New Zealand based artist Peter Stichbury combines attractive good looks with ugliness in 1950s style portraits. His Big-Eyed young subjects represent non-conventional beauty, something we can find in today’s supermodels and misfits alike. Stichbury regards these young people as a collective group in society, which he renders in a style that flattens their facial features to a non specific point. In their abstract, clone-like similarities, they become anonymous and linked to one another. They are intentionally deprived of human emotion, owing to their awkwardness. At the same time, his aesthetic can be regarded as strangely realistic.
Hi-Fructose attended last night’s premiere of Tim Burton’s biopic, “Big Eyes” at the theatre at Ace hotel in Downtown Los Angeles. The premiere was also attended by leading actress Amy Adams, notable fans and gallerists including Mark Ryden, Marion Peck, Andrew and Shawn Hosner of Thinkspace Gallery, Greg Escalante of Copro Gallery, and Margaret Keane’s own San Francisco based Keane Eyes Gallery, to name a few. “Big Eyes” chronicles the journey of Margaret Keane’s popular big-eyed waifs, from humble beginnings to her abusive relationship with Walter Keane, who locked her in a studio and took credit for her art for years.

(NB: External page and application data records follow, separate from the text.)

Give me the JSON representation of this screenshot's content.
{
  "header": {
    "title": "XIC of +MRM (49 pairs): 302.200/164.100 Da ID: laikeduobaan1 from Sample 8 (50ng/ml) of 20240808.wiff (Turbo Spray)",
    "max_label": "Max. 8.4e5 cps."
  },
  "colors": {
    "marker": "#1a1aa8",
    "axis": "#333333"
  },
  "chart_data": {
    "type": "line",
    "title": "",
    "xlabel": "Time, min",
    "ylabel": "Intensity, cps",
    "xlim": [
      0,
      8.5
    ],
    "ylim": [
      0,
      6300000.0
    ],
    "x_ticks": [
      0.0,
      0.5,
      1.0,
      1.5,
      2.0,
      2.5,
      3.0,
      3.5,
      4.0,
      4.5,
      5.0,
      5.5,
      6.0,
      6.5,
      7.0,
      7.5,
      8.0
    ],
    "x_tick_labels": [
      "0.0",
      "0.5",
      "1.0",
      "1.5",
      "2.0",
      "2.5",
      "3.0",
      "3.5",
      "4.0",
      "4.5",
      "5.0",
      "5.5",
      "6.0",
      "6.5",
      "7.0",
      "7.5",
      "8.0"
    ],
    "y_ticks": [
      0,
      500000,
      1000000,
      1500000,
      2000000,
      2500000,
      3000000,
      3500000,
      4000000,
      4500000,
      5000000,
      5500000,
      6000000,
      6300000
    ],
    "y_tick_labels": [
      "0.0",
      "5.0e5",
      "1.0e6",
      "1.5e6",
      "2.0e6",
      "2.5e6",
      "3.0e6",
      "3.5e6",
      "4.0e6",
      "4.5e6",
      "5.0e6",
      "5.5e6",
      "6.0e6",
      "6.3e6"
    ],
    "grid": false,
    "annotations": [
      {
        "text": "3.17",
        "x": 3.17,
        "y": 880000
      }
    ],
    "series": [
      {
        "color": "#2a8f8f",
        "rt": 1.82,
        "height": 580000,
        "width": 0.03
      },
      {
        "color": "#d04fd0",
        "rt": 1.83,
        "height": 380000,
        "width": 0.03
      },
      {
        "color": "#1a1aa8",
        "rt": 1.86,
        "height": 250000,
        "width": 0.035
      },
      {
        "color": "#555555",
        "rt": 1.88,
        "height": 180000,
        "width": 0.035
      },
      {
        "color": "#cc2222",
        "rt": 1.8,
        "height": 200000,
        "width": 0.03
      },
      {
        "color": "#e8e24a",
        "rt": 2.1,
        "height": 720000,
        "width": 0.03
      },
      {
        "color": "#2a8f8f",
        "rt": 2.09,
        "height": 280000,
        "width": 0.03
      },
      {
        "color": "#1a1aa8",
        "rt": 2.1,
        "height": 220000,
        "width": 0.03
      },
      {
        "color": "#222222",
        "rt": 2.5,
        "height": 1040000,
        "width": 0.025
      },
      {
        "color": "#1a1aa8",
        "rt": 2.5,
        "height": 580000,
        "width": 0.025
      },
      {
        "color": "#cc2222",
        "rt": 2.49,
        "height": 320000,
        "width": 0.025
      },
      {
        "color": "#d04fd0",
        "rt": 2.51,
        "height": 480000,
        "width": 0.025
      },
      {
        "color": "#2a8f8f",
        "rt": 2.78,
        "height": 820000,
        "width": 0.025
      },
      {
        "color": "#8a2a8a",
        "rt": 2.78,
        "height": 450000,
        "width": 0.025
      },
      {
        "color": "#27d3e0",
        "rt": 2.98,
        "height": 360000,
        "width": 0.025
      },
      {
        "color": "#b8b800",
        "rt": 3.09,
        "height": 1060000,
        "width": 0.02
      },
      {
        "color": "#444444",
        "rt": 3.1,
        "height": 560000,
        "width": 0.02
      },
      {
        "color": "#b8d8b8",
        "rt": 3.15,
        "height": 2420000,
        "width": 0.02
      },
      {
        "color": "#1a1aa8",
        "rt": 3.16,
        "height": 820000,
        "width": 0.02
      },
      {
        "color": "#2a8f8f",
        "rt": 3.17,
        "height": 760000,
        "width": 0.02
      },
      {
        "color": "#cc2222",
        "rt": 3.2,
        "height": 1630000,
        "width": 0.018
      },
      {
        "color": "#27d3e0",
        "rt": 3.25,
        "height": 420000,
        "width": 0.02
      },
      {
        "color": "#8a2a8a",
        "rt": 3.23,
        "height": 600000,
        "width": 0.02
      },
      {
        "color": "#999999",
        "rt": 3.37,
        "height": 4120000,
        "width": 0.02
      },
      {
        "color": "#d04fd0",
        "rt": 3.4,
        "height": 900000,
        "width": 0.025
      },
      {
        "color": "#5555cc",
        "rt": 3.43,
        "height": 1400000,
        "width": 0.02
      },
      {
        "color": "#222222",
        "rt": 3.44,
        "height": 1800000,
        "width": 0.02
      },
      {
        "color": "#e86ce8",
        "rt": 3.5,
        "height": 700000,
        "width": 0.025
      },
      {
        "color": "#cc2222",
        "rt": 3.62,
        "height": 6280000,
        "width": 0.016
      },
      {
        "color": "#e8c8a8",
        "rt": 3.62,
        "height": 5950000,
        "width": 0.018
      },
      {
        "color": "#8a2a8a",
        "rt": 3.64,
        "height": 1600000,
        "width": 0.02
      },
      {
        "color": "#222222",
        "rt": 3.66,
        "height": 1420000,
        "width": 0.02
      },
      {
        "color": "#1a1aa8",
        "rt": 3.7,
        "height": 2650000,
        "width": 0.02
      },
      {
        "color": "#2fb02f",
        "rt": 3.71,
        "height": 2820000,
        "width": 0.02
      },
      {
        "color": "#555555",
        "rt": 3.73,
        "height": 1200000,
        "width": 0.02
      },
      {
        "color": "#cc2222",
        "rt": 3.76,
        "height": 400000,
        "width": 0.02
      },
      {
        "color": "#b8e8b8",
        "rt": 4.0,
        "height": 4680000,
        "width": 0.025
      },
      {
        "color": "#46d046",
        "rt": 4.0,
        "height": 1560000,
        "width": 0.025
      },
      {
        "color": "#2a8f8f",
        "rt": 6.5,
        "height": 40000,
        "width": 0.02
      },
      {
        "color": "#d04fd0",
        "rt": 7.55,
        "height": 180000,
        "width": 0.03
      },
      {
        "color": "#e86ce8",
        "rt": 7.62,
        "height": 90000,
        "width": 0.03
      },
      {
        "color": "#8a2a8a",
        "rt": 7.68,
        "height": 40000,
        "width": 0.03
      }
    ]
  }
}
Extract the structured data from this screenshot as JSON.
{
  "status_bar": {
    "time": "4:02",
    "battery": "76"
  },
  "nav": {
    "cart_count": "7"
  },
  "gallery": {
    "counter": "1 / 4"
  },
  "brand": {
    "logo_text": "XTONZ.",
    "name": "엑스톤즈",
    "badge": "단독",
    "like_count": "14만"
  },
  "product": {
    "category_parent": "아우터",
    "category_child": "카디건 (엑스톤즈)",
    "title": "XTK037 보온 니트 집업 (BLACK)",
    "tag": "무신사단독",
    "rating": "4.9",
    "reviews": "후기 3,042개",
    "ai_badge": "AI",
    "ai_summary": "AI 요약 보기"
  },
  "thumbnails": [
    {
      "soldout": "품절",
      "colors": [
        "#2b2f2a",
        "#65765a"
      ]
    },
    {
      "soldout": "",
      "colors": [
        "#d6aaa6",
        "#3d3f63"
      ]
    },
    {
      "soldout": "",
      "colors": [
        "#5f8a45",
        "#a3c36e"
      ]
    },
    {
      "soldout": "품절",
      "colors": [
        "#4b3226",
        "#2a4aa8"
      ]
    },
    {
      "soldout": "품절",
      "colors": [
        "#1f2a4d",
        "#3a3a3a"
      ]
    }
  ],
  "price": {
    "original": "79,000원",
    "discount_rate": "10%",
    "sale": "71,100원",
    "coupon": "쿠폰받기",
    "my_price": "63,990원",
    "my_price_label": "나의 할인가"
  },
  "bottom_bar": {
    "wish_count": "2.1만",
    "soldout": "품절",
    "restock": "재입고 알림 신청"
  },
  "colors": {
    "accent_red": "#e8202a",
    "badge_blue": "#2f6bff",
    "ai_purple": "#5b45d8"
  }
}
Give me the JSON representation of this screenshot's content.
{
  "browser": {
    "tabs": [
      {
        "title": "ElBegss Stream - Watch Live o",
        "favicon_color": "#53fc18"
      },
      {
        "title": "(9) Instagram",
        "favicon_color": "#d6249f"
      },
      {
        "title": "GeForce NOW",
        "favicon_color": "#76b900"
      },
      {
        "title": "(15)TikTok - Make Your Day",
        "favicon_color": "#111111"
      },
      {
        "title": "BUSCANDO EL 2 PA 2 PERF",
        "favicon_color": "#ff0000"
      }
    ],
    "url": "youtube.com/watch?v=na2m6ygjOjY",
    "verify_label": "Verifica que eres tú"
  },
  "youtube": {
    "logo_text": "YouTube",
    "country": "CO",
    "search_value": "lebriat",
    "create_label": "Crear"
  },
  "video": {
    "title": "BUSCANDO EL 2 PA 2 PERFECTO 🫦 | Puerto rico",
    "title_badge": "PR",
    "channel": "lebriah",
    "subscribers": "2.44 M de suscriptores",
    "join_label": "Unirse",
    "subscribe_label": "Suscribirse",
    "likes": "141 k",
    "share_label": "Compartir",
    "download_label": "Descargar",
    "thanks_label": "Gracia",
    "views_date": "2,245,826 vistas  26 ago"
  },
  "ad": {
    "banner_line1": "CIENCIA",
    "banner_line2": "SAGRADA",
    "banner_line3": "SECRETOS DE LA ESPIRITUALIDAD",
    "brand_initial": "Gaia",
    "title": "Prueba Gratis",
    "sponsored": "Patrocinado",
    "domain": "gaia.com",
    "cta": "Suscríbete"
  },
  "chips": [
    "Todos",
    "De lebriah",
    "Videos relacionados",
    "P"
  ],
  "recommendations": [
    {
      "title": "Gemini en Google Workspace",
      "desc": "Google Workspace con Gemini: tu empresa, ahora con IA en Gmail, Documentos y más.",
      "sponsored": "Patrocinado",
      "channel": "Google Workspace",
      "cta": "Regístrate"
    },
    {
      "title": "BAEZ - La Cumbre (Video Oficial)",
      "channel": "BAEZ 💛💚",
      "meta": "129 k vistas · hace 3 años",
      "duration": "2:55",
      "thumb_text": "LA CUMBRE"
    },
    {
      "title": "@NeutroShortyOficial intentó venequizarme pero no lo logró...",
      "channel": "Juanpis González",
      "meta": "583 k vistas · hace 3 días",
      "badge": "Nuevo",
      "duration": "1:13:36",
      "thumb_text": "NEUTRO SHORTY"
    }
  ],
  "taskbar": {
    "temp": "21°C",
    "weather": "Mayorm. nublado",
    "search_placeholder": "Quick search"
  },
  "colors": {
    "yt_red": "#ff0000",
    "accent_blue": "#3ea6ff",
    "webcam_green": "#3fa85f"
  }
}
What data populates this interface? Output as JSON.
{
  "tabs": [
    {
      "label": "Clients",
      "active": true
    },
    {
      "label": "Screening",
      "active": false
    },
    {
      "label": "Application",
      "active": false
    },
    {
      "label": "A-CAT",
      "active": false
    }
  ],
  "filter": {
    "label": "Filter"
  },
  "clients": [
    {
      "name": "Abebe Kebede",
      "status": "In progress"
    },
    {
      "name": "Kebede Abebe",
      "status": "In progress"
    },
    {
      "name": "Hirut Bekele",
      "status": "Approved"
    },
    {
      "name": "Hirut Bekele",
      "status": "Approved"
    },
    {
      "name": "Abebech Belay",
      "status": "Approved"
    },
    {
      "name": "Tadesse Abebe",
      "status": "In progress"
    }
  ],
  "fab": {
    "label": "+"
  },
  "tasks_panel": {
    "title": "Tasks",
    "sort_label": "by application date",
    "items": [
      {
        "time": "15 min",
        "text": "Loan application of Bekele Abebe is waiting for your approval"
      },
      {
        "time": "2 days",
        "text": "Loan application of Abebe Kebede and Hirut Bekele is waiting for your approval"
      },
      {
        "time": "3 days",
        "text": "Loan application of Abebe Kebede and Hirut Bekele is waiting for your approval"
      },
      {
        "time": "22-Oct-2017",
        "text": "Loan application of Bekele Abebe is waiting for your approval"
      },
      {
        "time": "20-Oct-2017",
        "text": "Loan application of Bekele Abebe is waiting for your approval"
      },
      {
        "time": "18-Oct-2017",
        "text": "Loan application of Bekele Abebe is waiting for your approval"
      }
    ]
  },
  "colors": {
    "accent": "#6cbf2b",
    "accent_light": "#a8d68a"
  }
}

Photos from the premiere after the jump!
Beijing based artist Wang Zhijie paints more than cartoonish renderings of pretty girls. They are a young generation born into the extravagant part of contemporary Chinese culture. His colorful portraits utilize ideal beauty in Chinese art; porcelain skin, shiny, dark hair, and an oval face with dramatic makeup. His background in animation shows in the way he stretches facial features to their limits. With “Big eyes” art style experiencing a boom, one can’t help but think of artists like Margaret Keane, or the application of Mark Ryden. They also enjoy material trinkets while possessing a look of fearlessness. Attractiveness cannot be fully achieved without inner beauty, and combined these create an asset that reflects certain social and financial success. In Zhijie’s view, his girls embody decades of economic prosperity in China.